With a minute left, Hayes, also struggling to stomach the thought of a tie, sent in his passing quarterback, Greg Hare, to attempt the Buckeyes’ first pass of the day. Michigan’s Tommy Drake, however, picked it off and returned it inside the OSU 35. Schembechler didn’t trust Cipa to throw the ball, so after one Chapman run and a Cipa spike, out came Lantry again with just under 30 seconds left. Despite the shorter distance, he missed badly. Three desperate Hare incompletions later, the game was over. 10-10. Michigan had controlled much of the game and dominated down the stretch, but the Wolverines had to settle for a tie.
The short version:
The long version:
Mike Lantry was an awesome kicker, by the way. 1973 All American. He had easily one of the strongest legs in college football, and he made huge kicks during his career. Hell, he damn near made a 58-yarder to win the biggest game of his life. But he duck-hooked the second field goal attempt, and the game ended tied.
A year later, Lantry “missed” another attempted game-winner against the Buckeyes, and UM fell by one. I use quotes there because...
...if he missed it, it was by inches. Hoo boy, was that close.
The story lines emerging from this one were countless. It’s why it’s one of the most famous college football games ever.
You had the stakes themselves, which were enormous.
You had the greatest on-field entrance of all time.
A dastardly fate, indeed.
You had Michigan’s comeback, which came despite Franklin’s broken collarbone.

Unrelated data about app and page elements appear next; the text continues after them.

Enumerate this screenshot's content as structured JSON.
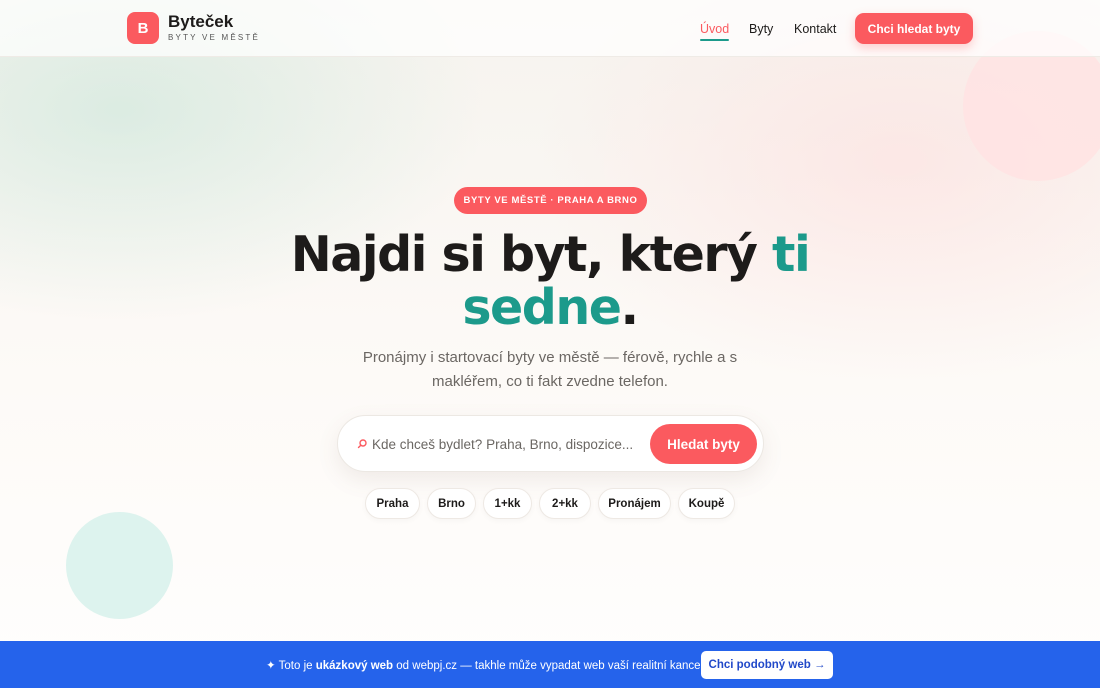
{
  "brand": {
    "logo_letter": "B",
    "name": "Byteček",
    "tagline": "BYTY VE MĚSTĚ"
  },
  "nav": {
    "items": [
      {
        "label": "Úvod",
        "active": true
      },
      {
        "label": "Byty",
        "active": false
      },
      {
        "label": "Kontakt",
        "active": false
      }
    ],
    "cta_label": "Chci hledat byty"
  },
  "hero": {
    "badge": "BYTY VE MĚSTĚ · PRAHA A BRNO",
    "headline_part1": "Najdi si byt, který ",
    "headline_accent1": "ti",
    "headline_accent2": "sedne",
    "headline_end": ".",
    "subtitle": "Pronájmy i startovací byty ve městě — férově, rychle a s makléřem, co ti fakt zvedne telefon."
  },
  "search": {
    "placeholder": "Kde chceš bydlet? Praha, Brno, dispozice...",
    "value": "",
    "button_label": "Hledat byty",
    "icon": "search-icon"
  },
  "chips": [
    "Praha",
    "Brno",
    "1+kk",
    "2+kk",
    "Pronájem",
    "Koupě"
  ],
  "promo": {
    "star": "✦",
    "text_prefix": "Toto je",
    "text_bold": "ukázkový web",
    "text_suffix": "od webpj.cz — takhle může vypadat web vaší realitní kanceláře.",
    "button_label": "Chci podobný web →"
  },
  "colors": {
    "accent": "#fb5a5f",
    "teal": "#1c9a8b",
    "promo_bar": "#2563eb"
  }
}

And then you had the most famous athletic director vote in the sport’s history.
The Big Ten also had a “no-repeat” rule until 1971. If that had still been in effect in 1973, Michigan would have advanced to the Rose Bowl even if it had lost to Ohio State. But, with the no-repeat rule wiped from the books, the decision as to who would represent the Big Ten in Pasadena was decided on vote by the Big Ten’s athletic directors. The story surrounding the secrecy of that vote as told in “TIEBREAKERS” is fascinating all by itself.
According to Schembechler’s 1989 autobiography, the Big Ten was nervous because the conference had lost the previous four Rose Bowls. Ending that skid may have been difficult if Michigan went and quarterback Franklin couldn’t play because of injury.
So, on the day after the game, the Big Ten took a vote.
And Ohio State was tabbed to play in the Rose Bowl.
And Schembechler was livid.
He said it was “an embarrassment to the Big Ten Conference” and claimed “petty jealousies” were involved. Schembechler eventually demanded that changes be instituted to the Big Ten’s policies regarding bowl play that would allow for more than one league school to take part in a bowl.
Soon thereafter, the Big Ten indeed changed its bowl policy, allowing more than one team to go to the postseason. But Michigan’s perfect 1973 team had to pay the price for progress.
The biggest game of 1973 lived up to expectations and caused lasting repercussions. Schembechler went to his grave angry about it.
The box score:
Archie Griffin came up big, but Michigan controlled the proceedings late and ended up outgaining the Buckeyes, 303-234. (Ohio State had a spectacular goose egg in the passing column.)
The only consolation for the Wolverines was that the game knocked the Buckeyes down in the polls, and despite a Rose Bowl win they ceded the national title to Oklahoma (AP) and USC (UPI).